He said shop owners also contributed to funerals in the community and gave food parcels to poor people. But all this had made no difference.

“We are not criminals but fathers with families to look after. When the police come, we are meant to feel happy and protected, but instead they take advantage to make money out of us. They demand documents accusing us of having fake documents, yet most of us are refugees and asylum seekers.

“The same officers who demand money from us are the same people working at the Diepsloot police station. Reporting to them about their own crimes makes no sense,” he said.

Another Ethiopian community representative, Desta Markos, said the protection fees had not kept their shops safe. He said they were targeted because many immigrants do not have bank accounts and keep cash on their premises.

“Some of our Ethiopian brothers have been killed during shop robberies over the past three years, but those perpetrators are never arrested. The first thing that police think of when there are complaints about crime is to arrest us for papers,” said Markos.

A number of shop owners have been killed this year. Among those killed were Zalaka Haybano, Dagale Ertiro, Charnat Basha, and Tadela Diga, all of whom left wives and children behind. The Ethiopian community repatriated the bodies to Ethiopia for burial.

“We are not safe in this community. If it’s not community members accusing us of crime and looting our shops, it’s robbers who specifically target immigrant shops, and police who terrorise our brothers, taking money,” said Markos.

“It’s been years of suffering in Diepsloot … Things are not easy, mostly because we cannot renew papers. Where do we run to, because this has been our home for many years?” said Markos.

Immigrants, refugees and asylum seekers we spoke to said they have been struggling to renew their documents at the Desmond Tutu Refugee Centre since the Covid lockdown in 2020. They say they submit through the online renewal system, but never receive a response.

“Operating a business is not a crime, but we are accused and arrested. What are we supposed to do?” asked restaurant owner Tadios Anoye.

Tadios Anoye, a restaurant owner, said he had also been arrested, and his restaurant was closed down last week. He said he had applied for a permit years ago but has never received a response.

“Operating a business is not a crime, but we are accused and arrested. What are we supposed to do?” asked Anoye.

Diepsloot police commander Brigadier Koena Moichela said: “There is an ongoing operation against illegal immigrants as part of our anti-crime operations.”

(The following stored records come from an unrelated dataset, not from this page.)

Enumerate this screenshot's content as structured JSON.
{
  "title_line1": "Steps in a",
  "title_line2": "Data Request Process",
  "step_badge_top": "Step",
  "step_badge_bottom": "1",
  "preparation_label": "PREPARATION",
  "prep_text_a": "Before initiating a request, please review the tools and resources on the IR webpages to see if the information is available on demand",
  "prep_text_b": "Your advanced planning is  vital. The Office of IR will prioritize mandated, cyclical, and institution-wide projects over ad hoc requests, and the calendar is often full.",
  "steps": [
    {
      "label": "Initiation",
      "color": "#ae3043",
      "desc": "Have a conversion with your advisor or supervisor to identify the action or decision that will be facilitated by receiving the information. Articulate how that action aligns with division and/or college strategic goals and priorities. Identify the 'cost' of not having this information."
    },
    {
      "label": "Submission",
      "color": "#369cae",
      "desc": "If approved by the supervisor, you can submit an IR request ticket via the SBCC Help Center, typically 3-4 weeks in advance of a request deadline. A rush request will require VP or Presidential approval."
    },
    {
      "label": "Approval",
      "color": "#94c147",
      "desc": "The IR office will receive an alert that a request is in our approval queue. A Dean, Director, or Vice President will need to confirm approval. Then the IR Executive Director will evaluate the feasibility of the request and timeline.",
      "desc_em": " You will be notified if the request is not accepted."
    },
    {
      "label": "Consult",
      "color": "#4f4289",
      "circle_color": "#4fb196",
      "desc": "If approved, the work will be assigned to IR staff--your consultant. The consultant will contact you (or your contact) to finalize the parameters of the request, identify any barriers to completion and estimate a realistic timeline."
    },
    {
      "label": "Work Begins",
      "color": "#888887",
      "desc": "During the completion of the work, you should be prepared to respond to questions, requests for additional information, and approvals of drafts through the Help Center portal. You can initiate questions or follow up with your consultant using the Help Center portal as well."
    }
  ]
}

He said people with expired asylum and refugee documents were released after verification by Home Affairs that the documents were legitimate. He said no reports of bribery had been made.

He said bribery should be reported and people could report this to him personally.

Clifford Dube, of the Diepsloot Community Traders Forum, said: “The problem is that there are certain community representatives who point fingers at immigrants out of jealousy. We have foreigners who are doing productive businesses but are accused of taking away business opportunities.”

“Those coming from other countries unite and assist each other in terms of buying power, which locals cannot do. In some cases, this has sparked envy and jealousy among those community members who then target immigrants.”

Questions were sent to Home Affairs and will be added if received.

Ethiopian shop owners who were arrested and then released on Tuesday enjoy a meal together.

TOPICS:  Crime Immigration Policing Xenophobia

Next:  Two die in Khayelitsha shack fire

Previous:  Young roller skaters bring joy to Hammanskraal

© 2023 GroundUp. This article is licensed under a Creative Commons Attribution-NoDerivatives 4.0 International License.

You may republish this article, so long as you credit the authors and GroundUp, and do not change the text. Please include a link back to the original article.

We put an invisible pixel in the article so that we can count traffic to republishers. All analytics tools are solely on our servers. We do not give our logs to any third party. Logs are deleted after two weeks. We do not use any IP address identifying information except to count regional traffic. We are solely interested in counting hits, not tracking users. If you republish, please do not delete the invisible pixel.